For nearly 25 years, Thomas F. Lee entertained presidents and foreign dignitaries, heads of state and Hollywood celebrities as a pianist for “The President’s Own” Marine Band. But Lee feels he’s now performing his most important role ever – protecting the interests of tens of thousands of musicians throughout the United States and Canada in a digital age.
As President of the American Federation of Musicians of the U.S. and Canada since his election in June 2001 (Lee was re-elected at the AFM’s convention in June 2007 to serve another three years), Lee and his organization have been leading the charge for performers’ rights and copyright protection for performers in the digital world, as well as fighting against media consolidation and domination of local broadcast markets, negotiating industry-wide agreements that set the standard for payment of professional musicians, and providing financial relief for displaced musicians in New Orleans following Hurricane Katrina, among many other things.
“It’s the greatest challenge of my life,” Lee says. “I’ve performed for every American president since Johnson, but never have I had the sense of duty and accomplishment that comes with representing the interests of all types of musicians and protecting those interests in a world that often doesn’t recognize the artists’ contributions.
“I don’t think people are aware of a very huge inequity that exists for performers,” Lee continues. “Songwriters collect royalties when their work is played on terrestrial radio, as they should. But the musicians – the ones who bring the songs to life and that we all enjoy listening to so much – don’t receive any royalties at all. This doesn’t just affect singing superstars; think about all the studio musicians, the background singers, people whose names may not be known but who make these songs what they are. All creators need to be fully compensated for their work, and I won’t stop until that becomes a reality.”
A performance right is of even greater importance now with the advent of digital radio. Digital radio will be able to compete with other forms of music distribution such as webcasting, which by law must pay a royalty to musicians, thus giving it an unfair competitive advantage.
Lee is proud to say that AFM represents all types of professional musicians, including those who record music for sound recordings, film scores, radio, television and commercial announcements, as well as perform music of every genre in every sort of venue from small jazz clubs to symphony orchestra halls to major stadiums.
“AFM is looking out for all musicians around the country,” Lee said. “Whether they work in big cities or small towns, perform in traveling orchestras, local bands, or are a single piano player working in a bar or nightclub, we’re looking out for them and are working to ensure they’re paid a living wage and have access to some wonderful benefits.
“The AFM also ensures that musicians are entitled to earn a pension that will be there for them when they decide to hang up their instruments and retire,” Lee continued. “I’m very proud that musicians can retire with a sense of financial security and a feeling of dignity and pride in a career well spent.
“I spent the first half of my life performing three or more days a week at the White House, as well as performing at gigs throughout Washington, and I understand the very real challenges that come with earning a living as a musician. I’m so happy that my job now is to look out for my fellow musicians, and to ensure that they are fairly compensated for their talents. The musician’s life is a wonderful life, and I feel so privileged to spend this part of my life making sure it’s as wonderful as possible for all my musical brothers and sisters.”

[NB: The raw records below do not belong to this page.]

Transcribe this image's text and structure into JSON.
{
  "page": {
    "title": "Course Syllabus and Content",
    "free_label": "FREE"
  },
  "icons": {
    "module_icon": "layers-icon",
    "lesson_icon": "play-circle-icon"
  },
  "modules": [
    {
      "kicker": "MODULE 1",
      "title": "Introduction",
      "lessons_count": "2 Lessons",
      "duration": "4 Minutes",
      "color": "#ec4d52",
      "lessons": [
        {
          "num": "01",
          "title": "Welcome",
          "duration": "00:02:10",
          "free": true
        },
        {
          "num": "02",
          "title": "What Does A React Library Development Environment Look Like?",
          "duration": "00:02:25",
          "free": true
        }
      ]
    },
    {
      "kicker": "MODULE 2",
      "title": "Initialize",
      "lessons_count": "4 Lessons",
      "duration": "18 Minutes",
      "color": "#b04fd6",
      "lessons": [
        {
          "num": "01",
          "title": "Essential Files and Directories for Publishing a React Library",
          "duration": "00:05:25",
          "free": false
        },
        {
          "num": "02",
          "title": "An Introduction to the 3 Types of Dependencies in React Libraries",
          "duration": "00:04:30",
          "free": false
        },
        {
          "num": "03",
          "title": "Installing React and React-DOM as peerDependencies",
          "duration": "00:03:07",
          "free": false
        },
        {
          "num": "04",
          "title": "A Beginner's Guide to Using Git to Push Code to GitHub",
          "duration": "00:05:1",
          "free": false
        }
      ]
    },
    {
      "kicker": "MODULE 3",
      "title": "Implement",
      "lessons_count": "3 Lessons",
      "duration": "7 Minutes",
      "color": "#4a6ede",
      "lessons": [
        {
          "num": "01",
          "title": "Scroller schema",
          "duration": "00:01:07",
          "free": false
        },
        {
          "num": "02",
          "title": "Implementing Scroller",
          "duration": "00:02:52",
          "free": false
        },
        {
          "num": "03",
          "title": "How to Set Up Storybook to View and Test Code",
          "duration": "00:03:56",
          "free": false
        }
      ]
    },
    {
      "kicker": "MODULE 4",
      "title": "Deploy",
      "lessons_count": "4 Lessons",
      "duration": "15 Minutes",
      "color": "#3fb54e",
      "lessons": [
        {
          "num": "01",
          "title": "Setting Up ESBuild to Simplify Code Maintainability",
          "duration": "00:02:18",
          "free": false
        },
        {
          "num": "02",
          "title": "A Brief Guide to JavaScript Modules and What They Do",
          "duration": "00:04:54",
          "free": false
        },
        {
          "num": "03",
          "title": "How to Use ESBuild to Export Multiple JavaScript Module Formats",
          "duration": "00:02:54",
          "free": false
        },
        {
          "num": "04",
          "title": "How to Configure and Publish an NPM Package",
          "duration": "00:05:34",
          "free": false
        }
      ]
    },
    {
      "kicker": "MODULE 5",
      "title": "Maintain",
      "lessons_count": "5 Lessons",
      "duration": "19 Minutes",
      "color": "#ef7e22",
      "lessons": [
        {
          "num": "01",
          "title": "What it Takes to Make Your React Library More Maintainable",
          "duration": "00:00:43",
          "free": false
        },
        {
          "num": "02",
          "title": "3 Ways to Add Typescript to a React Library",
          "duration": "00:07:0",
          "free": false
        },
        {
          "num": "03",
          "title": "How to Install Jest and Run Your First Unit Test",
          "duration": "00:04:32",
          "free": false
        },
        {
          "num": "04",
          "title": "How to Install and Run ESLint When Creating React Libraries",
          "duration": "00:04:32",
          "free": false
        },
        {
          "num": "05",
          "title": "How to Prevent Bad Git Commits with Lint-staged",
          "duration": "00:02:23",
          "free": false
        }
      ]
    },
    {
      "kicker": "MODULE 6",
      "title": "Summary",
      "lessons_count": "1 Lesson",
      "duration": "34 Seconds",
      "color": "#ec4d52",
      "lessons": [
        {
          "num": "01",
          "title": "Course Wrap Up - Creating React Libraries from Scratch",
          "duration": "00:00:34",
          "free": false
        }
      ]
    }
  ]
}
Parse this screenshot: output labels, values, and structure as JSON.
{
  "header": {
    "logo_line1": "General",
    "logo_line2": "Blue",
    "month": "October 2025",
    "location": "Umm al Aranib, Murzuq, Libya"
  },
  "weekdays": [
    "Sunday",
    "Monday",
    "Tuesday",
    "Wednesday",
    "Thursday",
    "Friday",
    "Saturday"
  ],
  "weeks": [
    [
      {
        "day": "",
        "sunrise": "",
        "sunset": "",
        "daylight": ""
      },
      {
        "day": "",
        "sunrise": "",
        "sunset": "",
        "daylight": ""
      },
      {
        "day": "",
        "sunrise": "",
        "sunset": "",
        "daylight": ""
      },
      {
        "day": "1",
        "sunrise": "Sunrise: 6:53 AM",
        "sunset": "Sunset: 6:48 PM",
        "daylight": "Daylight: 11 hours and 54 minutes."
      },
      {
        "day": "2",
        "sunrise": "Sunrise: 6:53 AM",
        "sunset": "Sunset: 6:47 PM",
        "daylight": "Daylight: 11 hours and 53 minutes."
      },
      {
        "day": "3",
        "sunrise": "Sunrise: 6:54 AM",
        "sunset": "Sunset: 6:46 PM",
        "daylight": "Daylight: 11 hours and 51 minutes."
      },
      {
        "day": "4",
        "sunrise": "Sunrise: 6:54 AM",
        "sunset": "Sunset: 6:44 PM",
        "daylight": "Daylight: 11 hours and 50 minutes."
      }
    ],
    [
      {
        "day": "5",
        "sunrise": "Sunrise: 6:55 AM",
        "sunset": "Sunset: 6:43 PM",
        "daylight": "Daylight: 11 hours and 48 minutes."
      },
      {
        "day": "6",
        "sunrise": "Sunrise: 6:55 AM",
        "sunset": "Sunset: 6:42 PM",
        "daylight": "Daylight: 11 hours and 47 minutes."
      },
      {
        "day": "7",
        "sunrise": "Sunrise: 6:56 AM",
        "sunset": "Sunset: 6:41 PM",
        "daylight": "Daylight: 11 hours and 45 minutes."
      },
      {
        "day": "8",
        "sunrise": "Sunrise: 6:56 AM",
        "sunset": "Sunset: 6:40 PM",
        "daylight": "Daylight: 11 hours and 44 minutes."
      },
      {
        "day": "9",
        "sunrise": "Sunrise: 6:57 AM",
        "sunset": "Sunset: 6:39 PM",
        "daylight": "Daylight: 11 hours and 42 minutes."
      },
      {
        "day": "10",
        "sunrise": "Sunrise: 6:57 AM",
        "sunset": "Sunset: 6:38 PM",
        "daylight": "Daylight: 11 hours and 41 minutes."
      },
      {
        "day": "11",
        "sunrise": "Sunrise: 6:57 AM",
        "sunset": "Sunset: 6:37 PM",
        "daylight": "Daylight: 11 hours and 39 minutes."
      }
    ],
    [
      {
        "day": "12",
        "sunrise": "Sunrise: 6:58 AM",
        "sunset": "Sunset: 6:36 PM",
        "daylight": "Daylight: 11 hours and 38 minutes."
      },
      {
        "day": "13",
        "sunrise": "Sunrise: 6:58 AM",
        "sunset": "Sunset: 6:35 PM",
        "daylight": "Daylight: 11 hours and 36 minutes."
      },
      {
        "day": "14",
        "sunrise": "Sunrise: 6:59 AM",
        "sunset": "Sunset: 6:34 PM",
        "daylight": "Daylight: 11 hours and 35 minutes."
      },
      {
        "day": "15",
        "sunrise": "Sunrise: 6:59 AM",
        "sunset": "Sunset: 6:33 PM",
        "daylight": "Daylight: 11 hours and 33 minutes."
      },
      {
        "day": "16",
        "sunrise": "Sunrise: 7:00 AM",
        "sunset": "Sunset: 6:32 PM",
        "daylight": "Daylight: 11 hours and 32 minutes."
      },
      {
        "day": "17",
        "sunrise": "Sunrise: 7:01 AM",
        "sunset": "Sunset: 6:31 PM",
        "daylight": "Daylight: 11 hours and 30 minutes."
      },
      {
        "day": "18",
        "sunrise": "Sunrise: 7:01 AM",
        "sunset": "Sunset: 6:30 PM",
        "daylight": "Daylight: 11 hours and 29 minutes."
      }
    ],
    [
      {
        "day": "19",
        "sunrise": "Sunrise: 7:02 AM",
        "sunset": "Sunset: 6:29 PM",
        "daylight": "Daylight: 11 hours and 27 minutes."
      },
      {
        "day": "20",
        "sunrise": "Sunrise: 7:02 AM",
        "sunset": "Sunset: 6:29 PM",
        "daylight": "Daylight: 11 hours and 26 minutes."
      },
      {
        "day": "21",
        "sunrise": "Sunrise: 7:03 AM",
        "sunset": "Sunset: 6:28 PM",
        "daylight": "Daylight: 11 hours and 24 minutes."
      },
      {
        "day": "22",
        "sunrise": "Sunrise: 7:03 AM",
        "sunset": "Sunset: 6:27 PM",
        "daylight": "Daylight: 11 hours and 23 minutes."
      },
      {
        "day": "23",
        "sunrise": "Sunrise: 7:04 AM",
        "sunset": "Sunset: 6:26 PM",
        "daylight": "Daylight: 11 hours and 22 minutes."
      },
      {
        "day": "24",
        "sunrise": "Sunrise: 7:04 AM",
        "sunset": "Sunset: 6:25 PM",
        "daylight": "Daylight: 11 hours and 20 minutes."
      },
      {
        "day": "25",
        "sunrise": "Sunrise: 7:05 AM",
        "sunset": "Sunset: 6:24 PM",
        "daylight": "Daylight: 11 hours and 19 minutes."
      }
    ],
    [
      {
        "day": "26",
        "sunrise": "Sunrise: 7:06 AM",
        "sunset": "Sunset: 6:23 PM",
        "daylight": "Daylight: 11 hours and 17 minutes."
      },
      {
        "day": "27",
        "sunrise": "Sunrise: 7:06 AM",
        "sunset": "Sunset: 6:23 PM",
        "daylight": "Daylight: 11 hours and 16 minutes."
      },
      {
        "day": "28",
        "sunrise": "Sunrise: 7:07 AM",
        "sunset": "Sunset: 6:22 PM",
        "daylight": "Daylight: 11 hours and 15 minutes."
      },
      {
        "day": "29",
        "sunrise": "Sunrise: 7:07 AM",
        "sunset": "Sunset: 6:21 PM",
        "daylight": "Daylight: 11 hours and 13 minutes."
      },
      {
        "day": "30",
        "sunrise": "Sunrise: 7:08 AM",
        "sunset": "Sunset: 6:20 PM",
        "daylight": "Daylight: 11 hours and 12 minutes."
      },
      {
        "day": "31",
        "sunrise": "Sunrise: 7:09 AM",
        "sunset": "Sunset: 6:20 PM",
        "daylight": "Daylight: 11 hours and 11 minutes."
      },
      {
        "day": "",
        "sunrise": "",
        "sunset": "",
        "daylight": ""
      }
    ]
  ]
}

Thomas F. Lee has been president of AFM since his election in June 2001. He served as a labor union official for many years previously, including service as AFM Secretary-Treasurer from 1999-2001. He served in the U.S. Marine Band from 1966-1990. He also performed freelance engagements in the D.C. area for many years. Lee is a member of the Governing Board of SoundExchange, a member of the Governing Board of the Alliance of Artists and Recording Companies, a Trustee of the American Federation of Musicians and Employers Pension Fund and a Trustee of the AFM and AFTRA Intellectual Property Rights Distribution Fund.
The American Federation of Musicians of the United States and Canada is the largest organization in the world representing the interests of musicians, with more than 90,000 members in the United States and Canada. Whether negotiating fair agreements, protecting ownership of recorded music, securing benefits such as health care and pension, or lobbying legislators, the AFM is committed to raising industry standards and placing the professional musician in the foreground of the cultural landscape.